Mountain Safety Advice
The following points cover the minimum precautions you should take if you want to avoid getting hurt or lost or, in the event of an accident, minimise further harm.
Planning and Preparation
- Plan before setting out!
- Consider the equipment, experience, capabilities and enthusiasm of the party members.
- Check the weather forecast and local conditions; Scottish mountains can be major undertakings. Night encroaches early in the winter and the further north you go!
- Learn first aid.
- Many accidents occur towards the latter part of the day when both your energy levels and those of your phone battery will be run down. Did you remember to charge your battery before setting out?
Footwear and Clothing

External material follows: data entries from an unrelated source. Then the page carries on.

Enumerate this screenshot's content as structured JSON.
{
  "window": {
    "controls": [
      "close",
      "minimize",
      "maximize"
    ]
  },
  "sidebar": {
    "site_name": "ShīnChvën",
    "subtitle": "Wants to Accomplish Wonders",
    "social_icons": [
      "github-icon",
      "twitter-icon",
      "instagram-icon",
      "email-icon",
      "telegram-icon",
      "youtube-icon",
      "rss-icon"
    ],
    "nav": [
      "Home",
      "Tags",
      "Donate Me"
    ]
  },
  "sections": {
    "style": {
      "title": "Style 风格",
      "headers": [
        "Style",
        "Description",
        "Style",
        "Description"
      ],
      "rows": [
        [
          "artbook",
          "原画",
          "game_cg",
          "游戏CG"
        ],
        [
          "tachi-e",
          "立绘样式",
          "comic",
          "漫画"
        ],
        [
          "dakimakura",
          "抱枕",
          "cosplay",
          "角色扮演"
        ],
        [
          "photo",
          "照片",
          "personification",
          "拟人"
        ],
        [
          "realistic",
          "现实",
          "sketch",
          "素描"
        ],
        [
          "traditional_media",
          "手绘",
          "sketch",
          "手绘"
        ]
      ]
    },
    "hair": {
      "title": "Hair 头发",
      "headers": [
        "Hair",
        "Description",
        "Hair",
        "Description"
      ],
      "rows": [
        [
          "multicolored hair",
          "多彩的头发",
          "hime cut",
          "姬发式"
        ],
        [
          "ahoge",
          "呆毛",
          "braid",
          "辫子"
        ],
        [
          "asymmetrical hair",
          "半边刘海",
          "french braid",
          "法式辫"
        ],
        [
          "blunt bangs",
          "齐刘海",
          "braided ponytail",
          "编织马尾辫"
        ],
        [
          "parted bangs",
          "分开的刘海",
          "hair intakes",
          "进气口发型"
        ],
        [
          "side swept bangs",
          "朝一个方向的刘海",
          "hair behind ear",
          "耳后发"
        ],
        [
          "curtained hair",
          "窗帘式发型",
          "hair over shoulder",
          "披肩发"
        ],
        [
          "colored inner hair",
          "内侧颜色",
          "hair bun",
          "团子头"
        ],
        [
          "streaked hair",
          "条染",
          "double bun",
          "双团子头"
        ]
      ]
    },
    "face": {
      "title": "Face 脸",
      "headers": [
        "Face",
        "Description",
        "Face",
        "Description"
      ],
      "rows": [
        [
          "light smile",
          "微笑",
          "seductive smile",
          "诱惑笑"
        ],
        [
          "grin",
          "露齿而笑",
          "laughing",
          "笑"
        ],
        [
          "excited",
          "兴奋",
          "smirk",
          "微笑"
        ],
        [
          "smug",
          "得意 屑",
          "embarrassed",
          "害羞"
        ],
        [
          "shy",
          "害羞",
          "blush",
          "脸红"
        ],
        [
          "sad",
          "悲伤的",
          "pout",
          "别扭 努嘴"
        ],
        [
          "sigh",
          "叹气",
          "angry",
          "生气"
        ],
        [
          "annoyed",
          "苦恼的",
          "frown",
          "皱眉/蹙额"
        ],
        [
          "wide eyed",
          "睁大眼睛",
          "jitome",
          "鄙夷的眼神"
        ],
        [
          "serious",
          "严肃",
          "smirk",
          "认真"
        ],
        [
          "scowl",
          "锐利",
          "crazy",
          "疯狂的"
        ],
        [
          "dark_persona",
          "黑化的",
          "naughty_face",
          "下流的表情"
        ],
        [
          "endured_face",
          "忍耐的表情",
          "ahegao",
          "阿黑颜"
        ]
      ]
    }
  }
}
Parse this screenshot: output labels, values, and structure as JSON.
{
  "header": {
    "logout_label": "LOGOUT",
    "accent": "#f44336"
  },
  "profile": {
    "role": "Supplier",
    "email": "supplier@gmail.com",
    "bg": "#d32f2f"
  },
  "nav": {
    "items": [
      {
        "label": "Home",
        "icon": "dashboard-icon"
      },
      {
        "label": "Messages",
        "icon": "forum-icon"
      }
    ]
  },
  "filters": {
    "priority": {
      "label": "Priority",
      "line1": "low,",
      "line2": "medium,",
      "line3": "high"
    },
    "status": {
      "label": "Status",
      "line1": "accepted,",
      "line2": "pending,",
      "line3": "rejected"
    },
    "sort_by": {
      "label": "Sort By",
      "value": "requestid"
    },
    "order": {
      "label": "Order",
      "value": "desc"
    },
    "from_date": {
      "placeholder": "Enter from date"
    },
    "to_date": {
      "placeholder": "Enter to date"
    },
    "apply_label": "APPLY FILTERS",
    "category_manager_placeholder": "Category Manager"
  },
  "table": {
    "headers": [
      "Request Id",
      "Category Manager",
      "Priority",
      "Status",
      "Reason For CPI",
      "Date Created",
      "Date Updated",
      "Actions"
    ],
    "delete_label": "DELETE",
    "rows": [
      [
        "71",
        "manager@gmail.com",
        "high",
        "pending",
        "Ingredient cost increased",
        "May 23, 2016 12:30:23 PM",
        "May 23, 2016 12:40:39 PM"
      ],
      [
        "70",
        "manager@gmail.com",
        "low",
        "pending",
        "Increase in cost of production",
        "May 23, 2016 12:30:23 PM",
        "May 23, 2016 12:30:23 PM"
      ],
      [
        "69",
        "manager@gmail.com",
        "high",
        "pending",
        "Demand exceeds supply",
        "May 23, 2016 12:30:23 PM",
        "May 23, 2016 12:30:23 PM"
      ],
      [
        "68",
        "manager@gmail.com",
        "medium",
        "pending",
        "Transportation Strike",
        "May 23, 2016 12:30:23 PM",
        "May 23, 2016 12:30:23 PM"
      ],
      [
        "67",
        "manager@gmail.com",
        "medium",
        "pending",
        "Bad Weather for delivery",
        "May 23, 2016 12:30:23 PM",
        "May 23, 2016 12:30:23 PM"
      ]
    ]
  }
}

- Wear suitable boots with a treaded sole which provide support for ankles.
- Clothing should be colourful, warm, windproof and waterproof.
- Take spare warm clothing and perhaps a hat and gloves; it is always colder on the tops.
Food and Drink
- In addition to the usual sandwiches take chocolate, dates, or similar sweet things, which restore energy quickly. You may not need them yourself, but someone else may.
- Streams on hills are drinkable if fast-running over stony beds.
Equipment and its Use
- A map, compass (and the ability to use them), and at least one reliable watch in the party should always be carried.
- If you carry a GPS, at least know how to read your current position. It could save a lot of hassle in an emergency when speaking to the Mountain Rescue Team.
- In all conditions, it is wise to carry a whistle, torch, spare batteries and bulbs; but in winter conditions, an ice-axe, crampons and survival bag are essential.
- Climbers and mountain bikers are all urged to wear helmets at all times.
- If in groups, make sure party leaders are experienced; do not let the party become separated.
- Take special care of the youngest and weakest in dangerous places.
- If you prefer to go alone, be aware of the additional risk. Let people know your route before you start, stick to it as far as you can and notify them of any changes.
- Be prepared to turn back if conditions are against you; even if this upsets your plan.
- If you have a serious problem, get a message to the Police (999) for help as soon as possible and keep injured/exhausted people safe and warm until help reaches you. If you cannot contact anyone, use six whistle blasts or torch flashes, repeated at minute intervals, to signal an emergency. Report changes of route or timetable to someone who is expecting you.
- Do not rely on a mobile phone to get you out of trouble. Signal coverage in mountainous areas is very unreliable. Mountain Rescue Teams have many years of experience in calls from mobile telephones and, whilst they are excellent when they work, there are many things that can go wrong. Even moving a few feet in the mountains can mean losing the signal. You will be advised of best practice when contacted. If you are able to summon help using your mobile phone KEEP IT SWITCHED ON SO YOU CAN BE RE-CONTACTED.
Dangers - all can be avoided
- Slopes of ice or steep snow
- Very steep grass slopes, especially if frozen or wet
- Unstable boulders
- Gullies, gorges and stream beds
- Streams in spate
- Snow cornices on ridges or gully tops
- Exceeding your experience and abilities
- Loss of concentration, especially toward the end of a long day
Dangers - require constant monitoring
- Weather changes - these can be sudden and more extreme than forecast
- Ice on path (carry an ice-axe and crampons - and know how to use them)
- Excessive cold or heat (dress appropriately)
- Incipient exhaustion (know the signs; rest and keep warm)
- Accident or illness (don’t panic - if you send for help, make sure you stay put and the rescuers know exactly where to come)
- Passage of Time - especially true when under pressure - allow extra time in winter conditions
- It is no disgrace to turn back if you are not certain. A party must be governed by the capabilities of the weakest member.